◆ Work item
Could you restate the entries below word for word and leave the images out?

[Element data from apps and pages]
○ ○ ○ ○

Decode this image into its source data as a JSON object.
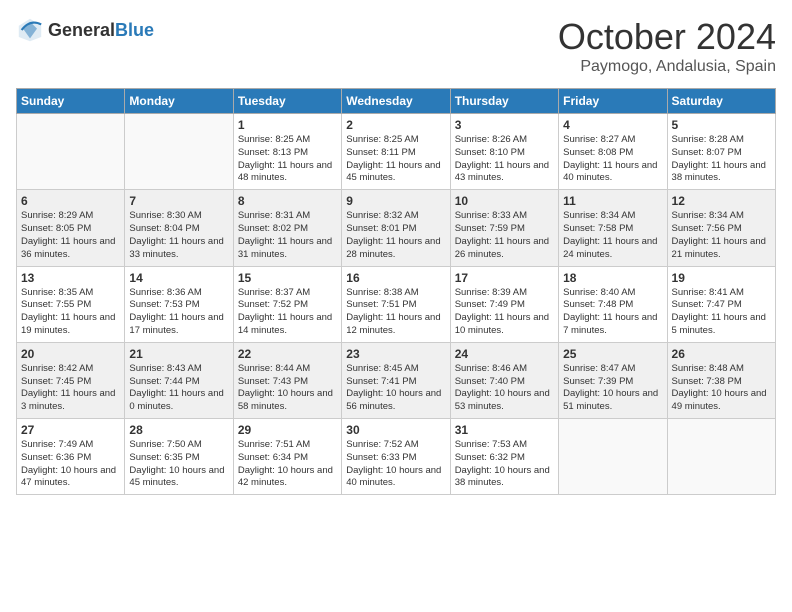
{
  "header": {
    "logo_general": "General",
    "logo_blue": "Blue",
    "month_year": "October 2024",
    "location": "Paymogo, Andalusia, Spain"
  },
  "columns": [
    "Sunday",
    "Monday",
    "Tuesday",
    "Wednesday",
    "Thursday",
    "Friday",
    "Saturday"
  ],
  "weeks": [
    {
      "days": [
        {
          "num": "",
          "empty": true
        },
        {
          "num": "",
          "empty": true
        },
        {
          "num": "1",
          "sunrise": "8:25 AM",
          "sunset": "8:13 PM",
          "daylight": "11 hours and 48 minutes."
        },
        {
          "num": "2",
          "sunrise": "8:25 AM",
          "sunset": "8:11 PM",
          "daylight": "11 hours and 45 minutes."
        },
        {
          "num": "3",
          "sunrise": "8:26 AM",
          "sunset": "8:10 PM",
          "daylight": "11 hours and 43 minutes."
        },
        {
          "num": "4",
          "sunrise": "8:27 AM",
          "sunset": "8:08 PM",
          "daylight": "11 hours and 40 minutes."
        },
        {
          "num": "5",
          "sunrise": "8:28 AM",
          "sunset": "8:07 PM",
          "daylight": "11 hours and 38 minutes."
        }
      ]
    },
    {
      "days": [
        {
          "num": "6",
          "sunrise": "8:29 AM",
          "sunset": "8:05 PM",
          "daylight": "11 hours and 36 minutes."
        },
        {
          "num": "7",
          "sunrise": "8:30 AM",
          "sunset": "8:04 PM",
          "daylight": "11 hours and 33 minutes."
        },
        {
          "num": "8",
          "sunrise": "8:31 AM",
          "sunset": "8:02 PM",
          "daylight": "11 hours and 31 minutes."
        },
        {
          "num": "9",
          "sunrise": "8:32 AM",
          "sunset": "8:01 PM",
          "daylight": "11 hours and 28 minutes."
        },
        {
          "num": "10",
          "sunrise": "8:33 AM",
          "sunset": "7:59 PM",
          "daylight": "11 hours and 26 minutes."
        },
        {
          "num": "11",
          "sunrise": "8:34 AM",
          "sunset": "7:58 PM",
          "daylight": "11 hours and 24 minutes."
        },
        {
          "num": "12",
          "sunrise": "8:34 AM",
          "sunset": "7:56 PM",
          "daylight": "11 hours and 21 minutes."
        }
      ]
    },
    {
      "days": [
        {
          "num": "13",
          "sunrise": "8:35 AM",
          "sunset": "7:55 PM",
          "daylight": "11 hours and 19 minutes."
        },
        {
          "num": "14",
          "sunrise": "8:36 AM",
          "sunset": "7:53 PM",
          "daylight": "11 hours and 17 minutes."
        },
        {
          "num": "15",
          "sunrise": "8:37 AM",
          "sunset": "7:52 PM",
          "daylight": "11 hours and 14 minutes."
        },
        {
          "num": "16",
          "sunrise": "8:38 AM",
          "sunset": "7:51 PM",
          "daylight": "11 hours and 12 minutes."
        },
        {
          "num": "17",
          "sunrise": "8:39 AM",
          "sunset": "7:49 PM",
          "daylight": "11 hours and 10 minutes."
        },
        {
          "num": "18",
          "sunrise": "8:40 AM",
          "sunset": "7:48 PM",
          "daylight": "11 hours and 7 minutes."
        },
        {
          "num": "19",
          "sunrise": "8:41 AM",
          "sunset": "7:47 PM",
          "daylight": "11 hours and 5 minutes."
        }
      ]
    },
    {
      "days": [
        {
          "num": "20",
          "sunrise": "8:42 AM",
          "sunset": "7:45 PM",
          "daylight": "11 hours and 3 minutes."
        },
        {
          "num": "21",
          "sunrise": "8:43 AM",
          "sunset": "7:44 PM",
          "daylight": "11 hours and 0 minutes."
        },
        {
          "num": "22",
          "sunrise": "8:44 AM",
          "sunset": "7:43 PM",
          "daylight": "10 hours and 58 minutes."
        },
        {
          "num": "23",
          "sunrise": "8:45 AM",
          "sunset": "7:41 PM",
          "daylight": "10 hours and 56 minutes."
        },
        {
          "num": "24",
          "sunrise": "8:46 AM",
          "sunset": "7:40 PM",
          "daylight": "10 hours and 53 minutes."
        },
        {
          "num": "25",
          "sunrise": "8:47 AM",
          "sunset": "7:39 PM",
          "daylight": "10 hours and 51 minutes."
        },
        {
          "num": "26",
          "sunrise": "8:48 AM",
          "sunset": "7:38 PM",
          "daylight": "10 hours and 49 minutes."
        }
      ]
    },
    {
      "days": [
        {
          "num": "27",
          "sunrise": "7:49 AM",
          "sunset": "6:36 PM",
          "daylight": "10 hours and 47 minutes."
        },
        {
          "num": "28",
          "sunrise": "7:50 AM",
          "sunset": "6:35 PM",
          "daylight": "10 hours and 45 minutes."
        },
        {
          "num": "29",
          "sunrise": "7:51 AM",
          "sunset": "6:34 PM",
          "daylight": "10 hours and 42 minutes."
        },
        {
          "num": "30",
          "sunrise": "7:52 AM",
          "sunset": "6:33 PM",
          "daylight": "10 hours and 40 minutes."
        },
        {
          "num": "31",
          "sunrise": "7:53 AM",
          "sunset": "6:32 PM",
          "daylight": "10 hours and 38 minutes."
        },
        {
          "num": "",
          "empty": true
        },
        {
          "num": "",
          "empty": true
        }
      ]
    }
  ],
  "labels": {
    "sunrise": "Sunrise:",
    "sunset": "Sunset:",
    "daylight": "Daylight:"
  }
}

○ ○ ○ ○

◆ Answer for this exercise
Decode this image into its source data as a JSON object.
{
  "header": {
    "logo_general": "General",
    "logo_blue": "Blue",
    "month_year": "October 2024",
    "location": "Paymogo, Andalusia, Spain"
  },
  "columns": [
    "Sunday",
    "Monday",
    "Tuesday",
    "Wednesday",
    "Thursday",
    "Friday",
    "Saturday"
  ],
  "weeks": [
    {
      "days": [
        {
          "num": "",
          "empty": true
        },
        {
          "num": "",
          "empty": true
        },
        {
          "num": "1",
          "sunrise": "8:25 AM",
          "sunset": "8:13 PM",
          "daylight": "11 hours and 48 minutes."
        },
        {
          "num": "2",
          "sunrise": "8:25 AM",
          "sunset": "8:11 PM",
          "daylight": "11 hours and 45 minutes."
        },
        {
          "num": "3",
          "sunrise": "8:26 AM",
          "sunset": "8:10 PM",
          "daylight": "11 hours and 43 minutes."
        },
        {
          "num": "4",
          "sunrise": "8:27 AM",
          "sunset": "8:08 PM",
          "daylight": "11 hours and 40 minutes."
        },
        {
          "num": "5",
          "sunrise": "8:28 AM",
          "sunset": "8:07 PM",
          "daylight": "11 hours and 38 minutes."
        }
      ]
    },
    {
      "days": [
        {
          "num": "6",
          "sunrise": "8:29 AM",
          "sunset": "8:05 PM",
          "daylight": "11 hours and 36 minutes."
        },
        {
          "num": "7",
          "sunrise": "8:30 AM",
          "sunset": "8:04 PM",
          "daylight": "11 hours and 33 minutes."
        },
        {
          "num": "8",
          "sunrise": "8:31 AM",
          "sunset": "8:02 PM",
          "daylight": "11 hours and 31 minutes."
        },
        {
          "num": "9",
          "sunrise": "8:32 AM",
          "sunset": "8:01 PM",
          "daylight": "11 hours and 28 minutes."
        },
        {
          "num": "10",
          "sunrise": "8:33 AM",
          "sunset": "7:59 PM",
          "daylight": "11 hours and 26 minutes."
        },
        {
          "num": "11",
          "sunrise": "8:34 AM",
          "sunset": "7:58 PM",
          "daylight": "11 hours and 24 minutes."
        },
        {
          "num": "12",
          "sunrise": "8:34 AM",
          "sunset": "7:56 PM",
          "daylight": "11 hours and 21 minutes."
        }
      ]
    },
    {
      "days": [
        {
          "num": "13",
          "sunrise": "8:35 AM",
          "sunset": "7:55 PM",
          "daylight": "11 hours and 19 minutes."
        },
        {
          "num": "14",
          "sunrise": "8:36 AM",
          "sunset": "7:53 PM",
          "daylight": "11 hours and 17 minutes."
        },
        {
          "num": "15",
          "sunrise": "8:37 AM",
          "sunset": "7:52 PM",
          "daylight": "11 hours and 14 minutes."
        },
        {
          "num": "16",
          "sunrise": "8:38 AM",
          "sunset": "7:51 PM",
          "daylight": "11 hours and 12 minutes."
        },
        {
          "num": "17",
          "sunrise": "8:39 AM",
          "sunset": "7:49 PM",
          "daylight": "11 hours and 10 minutes."
        },
        {
          "num": "18",
          "sunrise": "8:40 AM",
          "sunset": "7:48 PM",
          "daylight": "11 hours and 7 minutes."
        },
        {
          "num": "19",
          "sunrise": "8:41 AM",
          "sunset": "7:47 PM",
          "daylight": "11 hours and 5 minutes."
        }
      ]
    },
    {
      "days": [
        {
          "num": "20",
          "sunrise": "8:42 AM",
          "sunset": "7:45 PM",
          "daylight": "11 hours and 3 minutes."
        },
        {
          "num": "21",
          "sunrise": "8:43 AM",
          "sunset": "7:44 PM",
          "daylight": "11 hours and 0 minutes."
        },
        {
          "num": "22",
          "sunrise": "8:44 AM",
          "sunset": "7:43 PM",
          "daylight": "10 hours and 58 minutes."
        },
        {
          "num": "23",
          "sunrise": "8:45 AM",
          "sunset": "7:41 PM",
          "daylight": "10 hours and 56 minutes."
        },
        {
          "num": "24",
          "sunrise": "8:46 AM",
          "sunset": "7:40 PM",
          "daylight": "10 hours and 53 minutes."
        },
        {
          "num": "25",
          "sunrise": "8:47 AM",
          "sunset": "7:39 PM",
          "daylight": "10 hours and 51 minutes."
        },
        {
          "num": "26",
          "sunrise": "8:48 AM",
          "sunset": "7:38 PM",
          "daylight": "10 hours and 49 minutes."
        }
      ]
    },
    {
      "days": [
        {
          "num": "27",
          "sunrise": "7:49 AM",
          "sunset": "6:36 PM",
          "daylight": "10 hours and 47 minutes."
        },
        {
          "num": "28",
          "sunrise": "7:50 AM",
          "sunset": "6:35 PM",
          "daylight": "10 hours and 45 minutes."
        },
        {
          "num": "29",
          "sunrise": "7:51 AM",
          "sunset": "6:34 PM",
          "daylight": "10 hours and 42 minutes."
        },
        {
          "num": "30",
          "sunrise": "7:52 AM",
          "sunset": "6:33 PM",
          "daylight": "10 hours and 40 minutes."
        },
        {
          "num": "31",
          "sunrise": "7:53 AM",
          "sunset": "6:32 PM",
          "daylight": "10 hours and 38 minutes."
        },
        {
          "num": "",
          "empty": true
        },
        {
          "num": "",
          "empty": true
        }
      ]
    }
  ],
  "labels": {
    "sunrise": "Sunrise:",
    "sunset": "Sunset:",
    "daylight": "Daylight:"
  }
}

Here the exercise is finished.